    Great episode, finally made me sign up here. As a Civ4 modder (moreso than player by now) it's a topic I am particularly invested in. I'm often frustrated with my own mod because I'm always running into the trappings of its own genre. I think the comparison with Paradoxian grand strategy games is a really good point. The strength of this type of game is that they are usually rooted in one specific (historical) setting and can focus all of its mechanics and modeling this setting in an engaging way. This is why EU4 is a great game for its era, but the downside is that it breaks down once you reach the Napoleonic era. 4X games are usually much bigger in scope.
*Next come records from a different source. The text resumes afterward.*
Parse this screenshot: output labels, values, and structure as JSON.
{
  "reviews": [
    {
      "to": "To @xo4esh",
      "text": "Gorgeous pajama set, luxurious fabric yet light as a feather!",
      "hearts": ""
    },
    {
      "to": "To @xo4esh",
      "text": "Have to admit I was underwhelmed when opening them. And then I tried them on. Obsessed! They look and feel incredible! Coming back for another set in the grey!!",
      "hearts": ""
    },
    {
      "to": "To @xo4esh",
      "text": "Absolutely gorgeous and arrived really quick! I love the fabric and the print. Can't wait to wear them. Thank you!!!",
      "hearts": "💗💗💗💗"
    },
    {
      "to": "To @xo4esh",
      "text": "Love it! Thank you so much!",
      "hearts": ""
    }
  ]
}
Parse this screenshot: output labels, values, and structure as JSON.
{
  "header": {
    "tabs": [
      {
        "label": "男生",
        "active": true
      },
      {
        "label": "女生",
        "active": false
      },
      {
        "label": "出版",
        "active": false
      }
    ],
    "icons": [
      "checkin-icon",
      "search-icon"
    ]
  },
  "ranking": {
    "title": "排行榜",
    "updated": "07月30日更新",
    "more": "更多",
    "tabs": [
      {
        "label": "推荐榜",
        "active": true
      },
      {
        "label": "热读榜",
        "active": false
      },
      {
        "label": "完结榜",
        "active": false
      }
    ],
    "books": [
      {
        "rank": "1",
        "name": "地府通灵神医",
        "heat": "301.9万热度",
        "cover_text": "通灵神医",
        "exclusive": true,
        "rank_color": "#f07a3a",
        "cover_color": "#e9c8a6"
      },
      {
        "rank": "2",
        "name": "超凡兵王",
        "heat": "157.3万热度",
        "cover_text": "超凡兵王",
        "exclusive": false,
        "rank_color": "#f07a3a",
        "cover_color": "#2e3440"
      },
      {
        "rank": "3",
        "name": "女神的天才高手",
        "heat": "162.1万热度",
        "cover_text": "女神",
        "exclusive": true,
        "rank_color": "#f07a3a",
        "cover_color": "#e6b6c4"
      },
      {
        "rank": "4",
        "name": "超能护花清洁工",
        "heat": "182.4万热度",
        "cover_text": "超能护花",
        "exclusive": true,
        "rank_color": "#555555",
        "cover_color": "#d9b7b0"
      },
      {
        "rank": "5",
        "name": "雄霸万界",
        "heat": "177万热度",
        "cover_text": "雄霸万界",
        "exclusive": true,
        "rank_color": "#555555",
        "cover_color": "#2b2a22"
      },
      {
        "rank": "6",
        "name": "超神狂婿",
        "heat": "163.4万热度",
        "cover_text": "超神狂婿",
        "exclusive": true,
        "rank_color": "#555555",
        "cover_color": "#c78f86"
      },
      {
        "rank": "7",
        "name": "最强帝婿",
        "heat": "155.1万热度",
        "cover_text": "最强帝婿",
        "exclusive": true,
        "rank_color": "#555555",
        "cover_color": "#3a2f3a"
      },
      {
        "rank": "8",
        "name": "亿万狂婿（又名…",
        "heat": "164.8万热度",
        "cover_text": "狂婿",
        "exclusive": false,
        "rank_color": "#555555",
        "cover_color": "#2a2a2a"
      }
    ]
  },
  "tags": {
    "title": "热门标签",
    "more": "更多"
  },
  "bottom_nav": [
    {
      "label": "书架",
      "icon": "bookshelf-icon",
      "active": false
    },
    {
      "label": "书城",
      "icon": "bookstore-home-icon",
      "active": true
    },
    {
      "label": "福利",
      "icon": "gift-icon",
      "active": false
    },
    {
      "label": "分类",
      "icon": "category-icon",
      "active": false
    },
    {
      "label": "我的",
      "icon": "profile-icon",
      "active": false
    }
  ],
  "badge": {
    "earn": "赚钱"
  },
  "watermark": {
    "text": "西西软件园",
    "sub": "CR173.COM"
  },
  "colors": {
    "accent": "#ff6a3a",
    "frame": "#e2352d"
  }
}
Civ is about all of human history, MoO is about the fate of an entire starfaring civilization and so on. I am happy that Troy brought up the "you start with one thing" characteristic, because I think that's what draws people to 4X games. You aren't just dumped into a historically inspired map, there's an entire map for you to explore and shape to your liking. Grand strategy games can't do that. That's probably what draws people to this type of game, and telling from some comments it's apparently the only aspect that some players like, with the following stages being kind of an annoying afterthought you have to get through to earn your victory screen. (As an aside, why is it that victory screens are always so unsatisfying? (I'm looking at you Endless Legend) It's almost as if even the developers don't care about finishing the game. Or they have realized that many people don't and don't want to sink development time into it.) From a game design perspective though, it means that this initial stage has to matter. This is where you get the snowball effect. The early stage is also interesting because you know that if you are doing well in the settlement stage, the game is basically set as a win. If you don't, it'll be hard to impossible to get out of the situation. I also feel that 4X games make this snowballing effect worse because of how they view territory and technology. The more territory, the better. The more technologically advanced, the better. This makes for a very one track minded game where you will always seek to maximize these, and everything else doesn't really matter. You basically have to snowball. If you fail, you might as well quit the game. If you succeed, it's a boring click through - or you just quit anyways, this time with the expectation of winning anyway. It's hard to design a compelling end game if you are up against this paradigm. On the other hand, grand strategy games are all about limiting your snowballing options. There's the whole idea of limited wars and negotiated territorial acquisition. If you try to blob, you have to be careful or there will be diplomatic push back. Wars are costly, in terms of money and manpower, and even if you are powerful you can run into situations where they become unaffordable. Technology is not tied to your empire size. This is why the game can stay compelling for much longer, and why you can play on even when there is a temporary setback. Because the setback doesn't stop the snowballing in its tracks. I don't see why 4X games cannot learn from grand strategy games more. Systems like limited wars and a more nuanced diplomacy with shifting alliances can certainly be appropriated in some way. But it means challenging some tropes associated with 4X games, and currently it doesn't seem as if anyone is really interested in doing that. Creative people with that mindset (too bad that you didn't get to have Soren Johnson on the show by the way!) seem to have abandoned the genre for greener pastures, probably just because it is so stale. To be honest, the genre is in kind of a weird state right now. On the one hand, I'm surprised how many of these games have come out in the last months for such a niche genre. On the other hand, it's kind of sad how uninspired they are. From a visual perspective alone it's kind of depressive how much Endless Legend or Pandora look like Civ5. I feel like these developers are more interested in fitting a setting on an existing game system than doing any substantial game design. I could probably continue on criticizing Civ5 and Endless Legend for how bland they really are, but this post has already rambled on for too long I think.